Let your team let loose, and working relationships will improve.
4. Trust your remote employees
This should go without saying. Many leaders are still coming around to the idea that remote work does not mean less work. The Harvard Business Review conducted a study with that found that when employees were able to work remotely, they completed 13.5% more calls from home, saved the company $1,900 per employee over nine months, and on top of that their job satisfaction increased.
The many myths around remote work have since been debunked: remote workers are more productive, happier, and cost less than traditional office workers. When 3,000+ global employees were asked their primary reason for working remote, the top response was productivity and focus.
5. Check in with regular career growth conversations
Remote workers can feel out of the loop with career growth conversations. Imagine your colleague trying to have a conversation about compensation with his remote manager, and their connection is slow. Their audio is breaking up the whole time while he tries to discuss why he deserves more money. Needless to say, these circumstances aren’t ideal.
Remote managers can have an unintentional bias to prioritize those they work with most closely, and thus might be more prone to having career conversations with those they most often communicate with. If you are a remote manager, make sure you regularly check in on your team’s growth and progress toward goals (and check your connection before you start the conversation).
6. Use calendars and keep them up-to-date
One major issue for remote folks is not knowing where team members or managers are at a given time, if they’re working, or offline, and why they aren’t responding to Slack or email. As a courtesy to your team, make sure your calendar is up-to-date. Even if you are going to be away from your computer for lunch, make sure to share that so your team members can quickly see that you’re busy and that you’ll get back to them later in the day.
Benefits of virtual teams
Managing a virtual team can be an immensely rewarding experience but it can also have benefits that help the organization as a whole.
Increased productivity. Virtual team members can save time and money when they work from home. No commute and no monthly commuter fee.
Larger talent pool: Not being confined to just local talent can open the doors to add the most experienced people to the team.
Better personal flexibility. Remote workers can set their own schedule and work when it’s best for them.
Decrease in office costs. Remote workers don’t need to utilize office space, allowing organizations to use and pay for a smaller and less expensive space that accommodates in-office employees.
A longer work day. Because remote employees can be located internationally and work in different timezones, companies can operate on a 24-hour schedule rather than a 12-hour schedule.
Challenges of virtual teams
While working on a virtual team definitely has its benefits, there are a fair amount of setbacks that managers will need to be aware of going forward.
Poor communication. When you can only converse with colleagues over video conferencing apps and slack, it can be hard to understand their tone. Even over video, it’s a challenge to pick up on body language and facial expressions.
Technology issues. If remote employees are having problems connecting to the internet, it can slow the entire team’s progress until the issue is resolved.
Lack of management. If a manager becomes relaxed in their management style, employees can find it difficult to communicate effectively. If the manager isn’t constantly checking in, the team member may find it difficult to reach out if they have a problem.

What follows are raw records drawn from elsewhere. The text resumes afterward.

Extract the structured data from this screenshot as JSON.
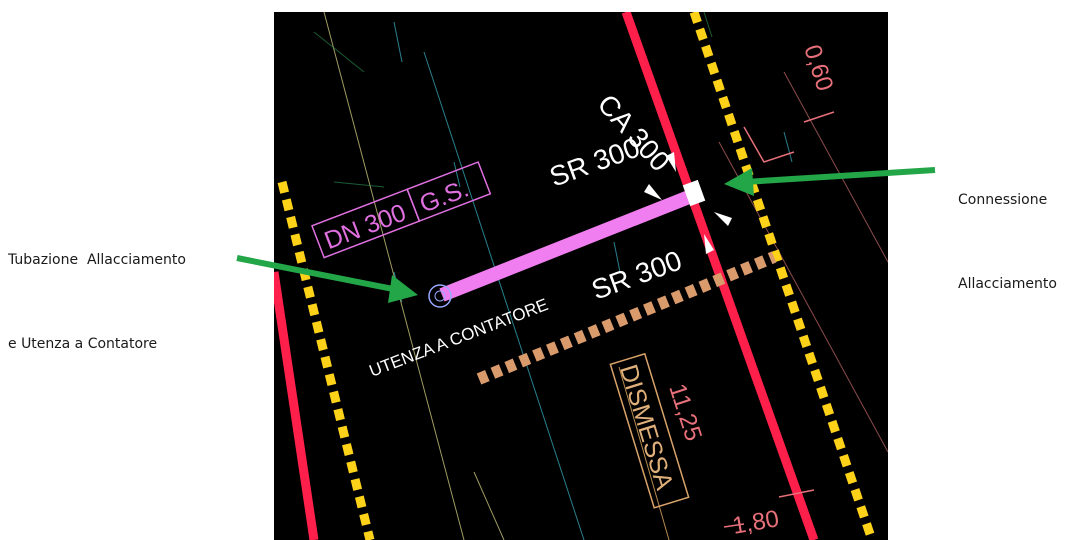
{
  "callouts": {
    "left_line1": "Tubazione  Allacciamento",
    "left_line2": "e Utenza a Contatore",
    "right_line1": "Connessione",
    "right_line2": "Allacciamento"
  },
  "drawing": {
    "pipe_label_dn": "DN 300",
    "pipe_label_gs": "G.S.",
    "ca_label": "CA 300",
    "sr_upper_label": "SR 300",
    "sr_lower_label": "SR 300",
    "utenza_label": "UTENZA A CONTATORE",
    "dismessa_label": "DISMESSA",
    "dim_top": "0,60",
    "dim_mid": "11,25",
    "dim_bottom": "1,80"
  },
  "colors": {
    "background": "#000000",
    "red_line": "#ff1f4b",
    "yellow_dash": "#ffd21a",
    "tan_dash": "#d99a6c",
    "pipe": "#f07ef0",
    "arrow_green": "#23a647",
    "label_magenta": "#e070e0",
    "dim_salmon": "#e8707a"
  }
}
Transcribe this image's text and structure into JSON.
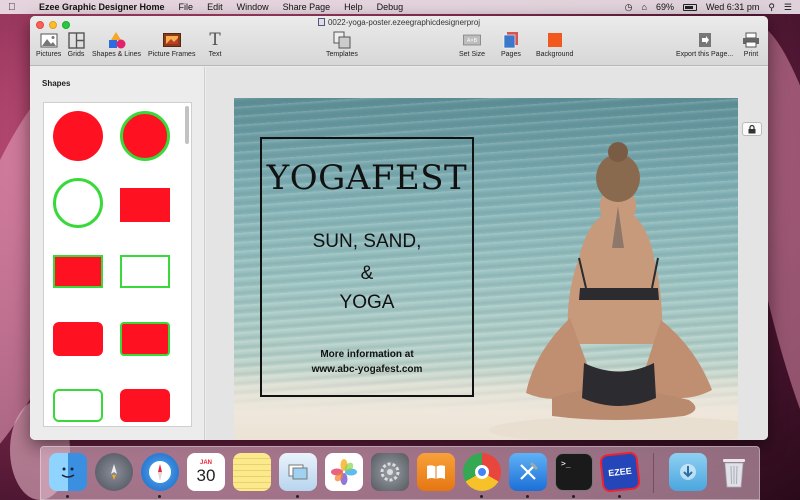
{
  "menubar": {
    "app_name": "Ezee Graphic Designer Home",
    "items": [
      "File",
      "Edit",
      "Window",
      "Share Page",
      "Help",
      "Debug"
    ],
    "battery": "69%",
    "clock": "Wed 6:31 pm"
  },
  "window": {
    "doc_title": "0022-yoga-poster.ezeegraphicdesignerproj"
  },
  "toolbar": {
    "pictures": "Pictures",
    "grids": "Grids",
    "shapes_lines": "Shapes & Lines",
    "picture_frames": "Picture Frames",
    "text": "Text",
    "templates": "Templates",
    "set_size": "Set Size",
    "pages": "Pages",
    "background": "Background",
    "export": "Export this Page...",
    "print": "Print"
  },
  "panel": {
    "title": "Shapes"
  },
  "poster": {
    "title": "YOGAFEST",
    "line1": "SUN, SAND,",
    "line2": "&",
    "line3": "YOGA",
    "info1": "More information at",
    "info2": "www.abc-yogafest.com"
  },
  "colors": {
    "shape_fill": "#fe1120",
    "shape_outline": "#39d93b",
    "background_swatch": "#f2581e"
  },
  "dock": {
    "apps": [
      "finder-icon",
      "launchpad-icon",
      "safari-icon",
      "calendar-icon",
      "notes-icon",
      "preview-icon",
      "photos-icon",
      "system-preferences-icon",
      "ibooks-icon",
      "chrome-icon",
      "xcode-icon",
      "terminal-icon",
      "ezee-icon",
      "downloads-icon",
      "trash-icon"
    ],
    "calendar_month": "JAN",
    "calendar_day": "30",
    "ezee_label": "EZEE"
  }
}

One of the biggest challenges for distributed teams is building team culture. When your team isn’t able to go for drinks after work, have lunch together, or engage in office chit-chat, it makes team building activities more of a concerted effort. Virtual teams require purposeful and deliberate team building, which comes from the top down.
As a virtual team manager, it is your responsibility to make sure that your team doesn’t become totally isolated in their remote work environment. For hybrid workers, impromptu video meetings can help to engage with colleagues around the country in a way that feels natural and parallels bouncing ideas off of coworkers in the office.